[Website and app data records]
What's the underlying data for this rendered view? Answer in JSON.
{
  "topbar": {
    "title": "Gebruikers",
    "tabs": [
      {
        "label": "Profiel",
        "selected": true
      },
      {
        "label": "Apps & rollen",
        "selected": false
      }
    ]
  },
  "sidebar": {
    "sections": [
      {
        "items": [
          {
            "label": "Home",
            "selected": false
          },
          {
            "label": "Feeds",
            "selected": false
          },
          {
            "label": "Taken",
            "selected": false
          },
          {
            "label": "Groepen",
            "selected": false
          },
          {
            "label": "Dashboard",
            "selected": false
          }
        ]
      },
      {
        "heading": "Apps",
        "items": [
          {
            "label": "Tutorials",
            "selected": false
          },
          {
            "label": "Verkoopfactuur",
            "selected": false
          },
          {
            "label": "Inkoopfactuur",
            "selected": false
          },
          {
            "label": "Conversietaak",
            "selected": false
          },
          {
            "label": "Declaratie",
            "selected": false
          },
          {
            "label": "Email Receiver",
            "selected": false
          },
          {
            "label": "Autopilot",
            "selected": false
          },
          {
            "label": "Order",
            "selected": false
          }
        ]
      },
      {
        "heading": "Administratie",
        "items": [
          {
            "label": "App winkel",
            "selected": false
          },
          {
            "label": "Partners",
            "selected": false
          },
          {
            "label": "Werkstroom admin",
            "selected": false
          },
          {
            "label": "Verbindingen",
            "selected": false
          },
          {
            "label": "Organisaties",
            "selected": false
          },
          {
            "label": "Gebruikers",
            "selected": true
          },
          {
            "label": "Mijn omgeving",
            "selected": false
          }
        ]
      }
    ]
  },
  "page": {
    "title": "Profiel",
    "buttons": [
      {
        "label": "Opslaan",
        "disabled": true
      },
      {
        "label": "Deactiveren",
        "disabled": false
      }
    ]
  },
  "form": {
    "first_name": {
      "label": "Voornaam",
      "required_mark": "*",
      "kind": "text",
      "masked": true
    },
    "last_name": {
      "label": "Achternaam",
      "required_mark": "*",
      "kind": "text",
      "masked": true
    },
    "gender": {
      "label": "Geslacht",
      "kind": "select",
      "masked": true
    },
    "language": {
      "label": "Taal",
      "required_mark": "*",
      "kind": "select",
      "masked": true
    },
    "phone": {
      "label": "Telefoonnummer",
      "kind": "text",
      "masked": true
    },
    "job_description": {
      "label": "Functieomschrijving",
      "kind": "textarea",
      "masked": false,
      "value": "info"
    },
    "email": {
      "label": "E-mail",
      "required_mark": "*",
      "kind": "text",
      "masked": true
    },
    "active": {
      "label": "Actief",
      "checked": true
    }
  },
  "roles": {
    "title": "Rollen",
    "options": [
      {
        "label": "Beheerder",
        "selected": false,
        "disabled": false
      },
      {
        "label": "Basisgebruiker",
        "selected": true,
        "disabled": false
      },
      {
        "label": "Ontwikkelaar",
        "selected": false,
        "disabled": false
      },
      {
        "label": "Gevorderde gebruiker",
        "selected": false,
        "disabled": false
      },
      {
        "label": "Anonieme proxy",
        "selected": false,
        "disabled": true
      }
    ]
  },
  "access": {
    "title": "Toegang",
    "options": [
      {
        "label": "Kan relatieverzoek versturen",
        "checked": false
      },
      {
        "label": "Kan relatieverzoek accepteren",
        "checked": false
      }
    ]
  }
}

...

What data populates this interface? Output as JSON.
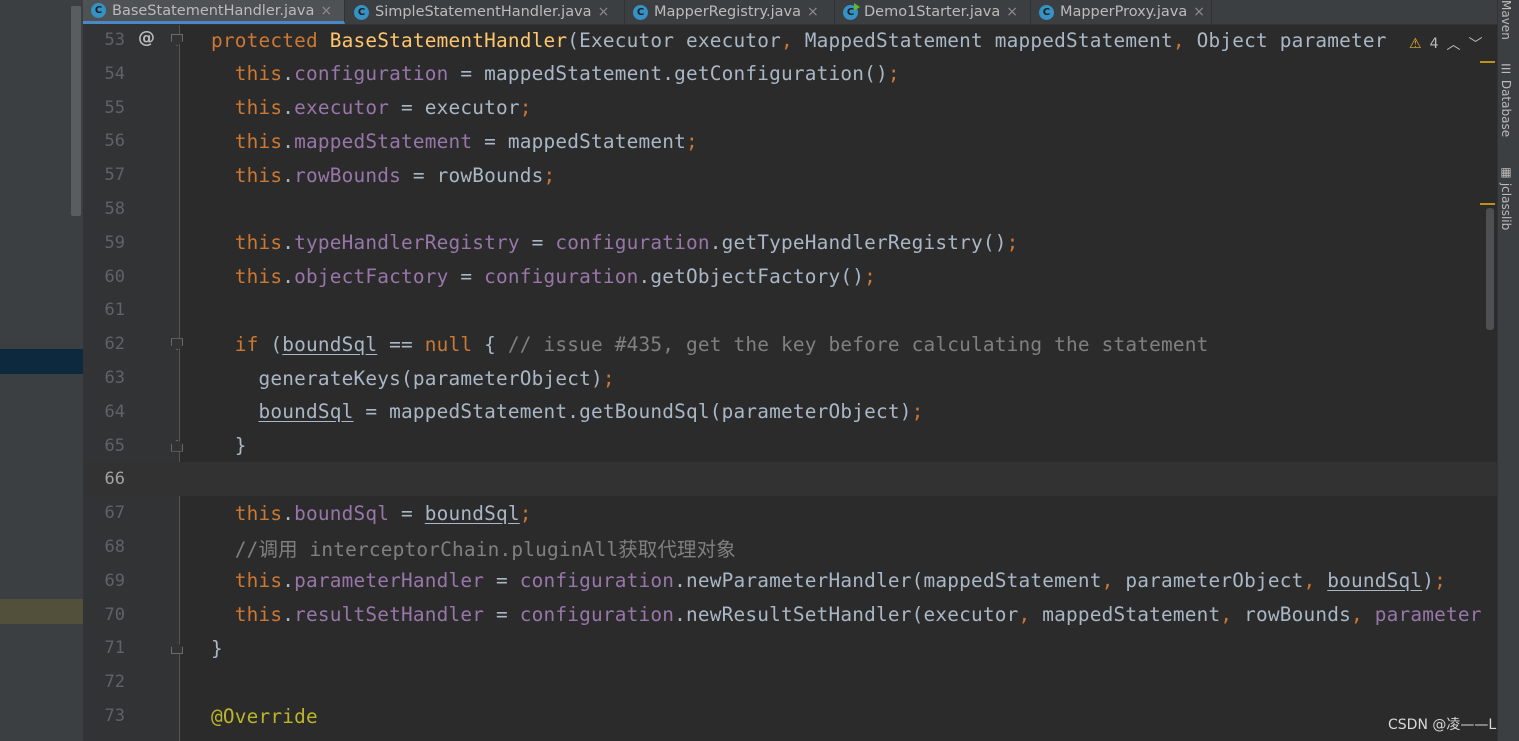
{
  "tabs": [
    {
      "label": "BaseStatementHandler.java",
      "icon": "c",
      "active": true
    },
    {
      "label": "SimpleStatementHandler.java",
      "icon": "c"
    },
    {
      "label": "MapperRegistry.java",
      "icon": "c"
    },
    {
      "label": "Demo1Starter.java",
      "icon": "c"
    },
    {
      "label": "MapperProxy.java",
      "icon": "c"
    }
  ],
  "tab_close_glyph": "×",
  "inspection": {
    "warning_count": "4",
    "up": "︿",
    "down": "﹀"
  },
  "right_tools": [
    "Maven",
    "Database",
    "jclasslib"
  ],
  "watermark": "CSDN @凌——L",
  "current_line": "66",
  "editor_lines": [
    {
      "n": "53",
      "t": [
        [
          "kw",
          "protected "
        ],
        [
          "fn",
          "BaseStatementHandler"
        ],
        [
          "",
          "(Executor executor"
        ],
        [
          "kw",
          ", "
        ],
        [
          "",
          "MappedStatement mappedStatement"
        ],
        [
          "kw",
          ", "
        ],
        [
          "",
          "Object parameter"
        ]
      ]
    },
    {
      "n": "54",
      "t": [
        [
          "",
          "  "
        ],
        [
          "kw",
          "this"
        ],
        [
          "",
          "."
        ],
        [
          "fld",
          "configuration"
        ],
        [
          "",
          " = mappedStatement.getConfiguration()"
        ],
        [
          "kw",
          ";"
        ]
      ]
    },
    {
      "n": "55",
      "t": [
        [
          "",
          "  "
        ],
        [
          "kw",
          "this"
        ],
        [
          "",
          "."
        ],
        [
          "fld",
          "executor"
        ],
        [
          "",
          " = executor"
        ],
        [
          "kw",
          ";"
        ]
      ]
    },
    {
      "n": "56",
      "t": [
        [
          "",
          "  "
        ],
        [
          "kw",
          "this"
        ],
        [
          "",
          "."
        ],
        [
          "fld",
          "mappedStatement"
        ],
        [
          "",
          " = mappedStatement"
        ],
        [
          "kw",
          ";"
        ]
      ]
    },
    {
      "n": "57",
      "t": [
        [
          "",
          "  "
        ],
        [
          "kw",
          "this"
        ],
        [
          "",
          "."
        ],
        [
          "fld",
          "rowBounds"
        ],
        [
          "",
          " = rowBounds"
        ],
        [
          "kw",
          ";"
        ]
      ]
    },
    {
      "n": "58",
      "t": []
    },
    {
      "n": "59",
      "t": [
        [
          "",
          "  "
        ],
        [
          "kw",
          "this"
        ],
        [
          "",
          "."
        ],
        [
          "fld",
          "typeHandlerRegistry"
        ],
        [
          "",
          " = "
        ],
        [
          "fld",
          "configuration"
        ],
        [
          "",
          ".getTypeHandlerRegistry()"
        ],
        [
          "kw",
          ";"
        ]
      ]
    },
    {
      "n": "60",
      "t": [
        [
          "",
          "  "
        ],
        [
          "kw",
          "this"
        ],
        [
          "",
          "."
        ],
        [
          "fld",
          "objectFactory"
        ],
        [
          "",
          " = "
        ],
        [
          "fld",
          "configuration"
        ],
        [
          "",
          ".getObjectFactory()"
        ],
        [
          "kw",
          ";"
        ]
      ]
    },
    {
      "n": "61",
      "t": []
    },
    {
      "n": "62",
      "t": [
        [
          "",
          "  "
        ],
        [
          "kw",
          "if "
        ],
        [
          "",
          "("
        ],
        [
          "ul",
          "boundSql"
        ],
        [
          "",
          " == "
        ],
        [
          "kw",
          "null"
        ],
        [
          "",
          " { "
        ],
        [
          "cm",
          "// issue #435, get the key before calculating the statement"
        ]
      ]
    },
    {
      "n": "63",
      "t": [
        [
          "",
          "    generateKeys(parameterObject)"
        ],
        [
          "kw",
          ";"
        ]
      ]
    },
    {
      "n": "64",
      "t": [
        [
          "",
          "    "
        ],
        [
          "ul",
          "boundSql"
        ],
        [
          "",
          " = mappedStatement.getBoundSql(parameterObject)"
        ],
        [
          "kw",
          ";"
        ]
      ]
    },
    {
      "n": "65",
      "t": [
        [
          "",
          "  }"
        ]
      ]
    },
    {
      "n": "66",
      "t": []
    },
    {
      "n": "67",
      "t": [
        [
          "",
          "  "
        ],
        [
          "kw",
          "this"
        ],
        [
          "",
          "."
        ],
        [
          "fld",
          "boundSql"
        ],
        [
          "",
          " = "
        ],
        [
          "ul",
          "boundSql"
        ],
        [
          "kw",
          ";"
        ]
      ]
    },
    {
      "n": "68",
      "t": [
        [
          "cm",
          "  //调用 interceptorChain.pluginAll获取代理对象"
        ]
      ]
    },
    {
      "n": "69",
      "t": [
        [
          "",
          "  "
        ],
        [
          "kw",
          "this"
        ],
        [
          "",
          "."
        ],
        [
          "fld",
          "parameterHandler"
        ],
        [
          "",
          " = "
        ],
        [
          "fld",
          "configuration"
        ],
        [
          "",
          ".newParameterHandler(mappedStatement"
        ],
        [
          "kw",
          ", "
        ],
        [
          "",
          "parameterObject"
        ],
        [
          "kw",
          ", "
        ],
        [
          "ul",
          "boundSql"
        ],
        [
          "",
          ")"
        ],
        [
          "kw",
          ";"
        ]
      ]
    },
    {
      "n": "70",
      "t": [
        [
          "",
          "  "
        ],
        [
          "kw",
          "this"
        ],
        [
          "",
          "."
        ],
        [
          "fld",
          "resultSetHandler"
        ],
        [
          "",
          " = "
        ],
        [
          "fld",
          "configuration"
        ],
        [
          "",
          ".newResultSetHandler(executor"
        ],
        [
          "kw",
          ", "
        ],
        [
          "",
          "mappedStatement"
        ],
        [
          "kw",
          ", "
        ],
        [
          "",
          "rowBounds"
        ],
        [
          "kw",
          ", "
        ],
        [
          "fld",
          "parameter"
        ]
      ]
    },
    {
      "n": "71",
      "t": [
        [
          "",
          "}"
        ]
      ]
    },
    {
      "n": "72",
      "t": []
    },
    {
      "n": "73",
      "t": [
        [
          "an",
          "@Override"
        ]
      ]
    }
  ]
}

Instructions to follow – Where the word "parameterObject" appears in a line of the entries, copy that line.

Finished exercise –
          "    generateKeys(parameterObject)"
          " = mappedStatement.getBoundSql(parameterObject)"
          "parameterObject"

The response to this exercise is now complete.